What the exercise asks | Your reply should contain only the line with "Enumerate this screenshot's" and the lines after it through the end of the data, each written out exactly.

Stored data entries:
▬▬▬▬▬▬▬▬▬▬

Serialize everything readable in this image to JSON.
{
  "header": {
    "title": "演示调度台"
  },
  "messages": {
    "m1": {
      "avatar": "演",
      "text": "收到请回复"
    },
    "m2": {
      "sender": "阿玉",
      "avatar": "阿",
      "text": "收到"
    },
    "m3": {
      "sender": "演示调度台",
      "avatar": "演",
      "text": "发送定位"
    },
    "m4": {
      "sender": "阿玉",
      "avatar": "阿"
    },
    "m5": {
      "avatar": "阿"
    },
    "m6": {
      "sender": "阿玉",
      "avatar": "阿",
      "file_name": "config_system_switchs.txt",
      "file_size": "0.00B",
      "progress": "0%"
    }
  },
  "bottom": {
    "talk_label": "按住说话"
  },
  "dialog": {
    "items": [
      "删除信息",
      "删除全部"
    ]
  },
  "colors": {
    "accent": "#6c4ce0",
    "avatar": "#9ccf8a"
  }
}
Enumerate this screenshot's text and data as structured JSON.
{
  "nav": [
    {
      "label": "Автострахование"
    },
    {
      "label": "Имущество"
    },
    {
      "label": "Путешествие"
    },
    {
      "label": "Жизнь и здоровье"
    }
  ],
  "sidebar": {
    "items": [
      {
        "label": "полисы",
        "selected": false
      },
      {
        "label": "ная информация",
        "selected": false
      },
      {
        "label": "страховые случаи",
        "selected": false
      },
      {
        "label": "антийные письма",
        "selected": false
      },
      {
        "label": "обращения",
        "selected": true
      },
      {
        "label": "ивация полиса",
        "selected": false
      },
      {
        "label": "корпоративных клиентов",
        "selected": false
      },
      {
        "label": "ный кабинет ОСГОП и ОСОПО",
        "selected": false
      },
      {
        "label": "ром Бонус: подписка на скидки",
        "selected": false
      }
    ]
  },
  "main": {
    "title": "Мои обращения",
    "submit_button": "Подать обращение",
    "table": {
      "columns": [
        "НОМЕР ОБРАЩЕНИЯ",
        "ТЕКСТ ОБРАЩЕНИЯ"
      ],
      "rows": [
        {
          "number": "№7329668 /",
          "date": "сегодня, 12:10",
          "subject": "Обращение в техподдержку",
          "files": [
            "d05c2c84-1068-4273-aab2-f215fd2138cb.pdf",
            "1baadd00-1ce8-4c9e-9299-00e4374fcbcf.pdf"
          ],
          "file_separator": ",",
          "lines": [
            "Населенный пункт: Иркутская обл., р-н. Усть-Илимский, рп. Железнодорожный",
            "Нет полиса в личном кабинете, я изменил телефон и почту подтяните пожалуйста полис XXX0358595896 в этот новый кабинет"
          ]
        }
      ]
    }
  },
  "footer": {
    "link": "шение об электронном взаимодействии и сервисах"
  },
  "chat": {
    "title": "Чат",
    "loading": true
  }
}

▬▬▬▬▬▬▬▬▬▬

Exercise answer |
Enumerate this screenshot's text and data as structured JSON.
{
  "nav": [
    {
      "label": "Автострахование"
    },
    {
      "label": "Имущество"
    },
    {
      "label": "Путешествие"
    },
    {
      "label": "Жизнь и здоровье"
    }
  ],
  "sidebar": {
    "items": [
      {
        "label": "полисы",
        "selected": false
      },
      {
        "label": "ная информация",
        "selected": false
      },
      {
        "label": "страховые случаи",
        "selected": false
      },
      {
        "label": "антийные письма",
        "selected": false
      },
      {
        "label": "обращения",
        "selected": true
      },
      {
        "label": "ивация полиса",
        "selected": false
      },
      {
        "label": "корпоративных клиентов",
        "selected": false
      },
      {
        "label": "ный кабинет ОСГОП и ОСОПО",
        "selected": false
      },
      {
        "label": "ром Бонус: подписка на скидки",
        "selected": false
      }
    ]
  },
  "main": {
    "title": "Мои обращения",
    "submit_button": "Подать обращение",
    "table": {
      "columns": [
        "НОМЕР ОБРАЩЕНИЯ",
        "ТЕКСТ ОБРАЩЕНИЯ"
      ],
      "rows": [
        {
          "number": "№7329668 /",
          "date": "сегодня, 12:10",
          "subject": "Обращение в техподдержку",
          "files": [
            "d05c2c84-1068-4273-aab2-f215fd2138cb.pdf",
            "1baadd00-1ce8-4c9e-9299-00e4374fcbcf.pdf"
          ],
          "file_separator": ",",
          "lines": [
            "Населенный пункт: Иркутская обл., р-н. Усть-Илимский, рп. Железнодорожный",
            "Нет полиса в личном кабинете, я изменил телефон и почту подтяните пожалуйста полис XXX0358595896 в этот новый кабинет"
          ]
        }
      ]
    }
  },
  "footer": {
    "link": "шение об электронном взаимодействии и сервисах"
  },
  "chat": {
    "title": "Чат",
    "loading": true
  }
}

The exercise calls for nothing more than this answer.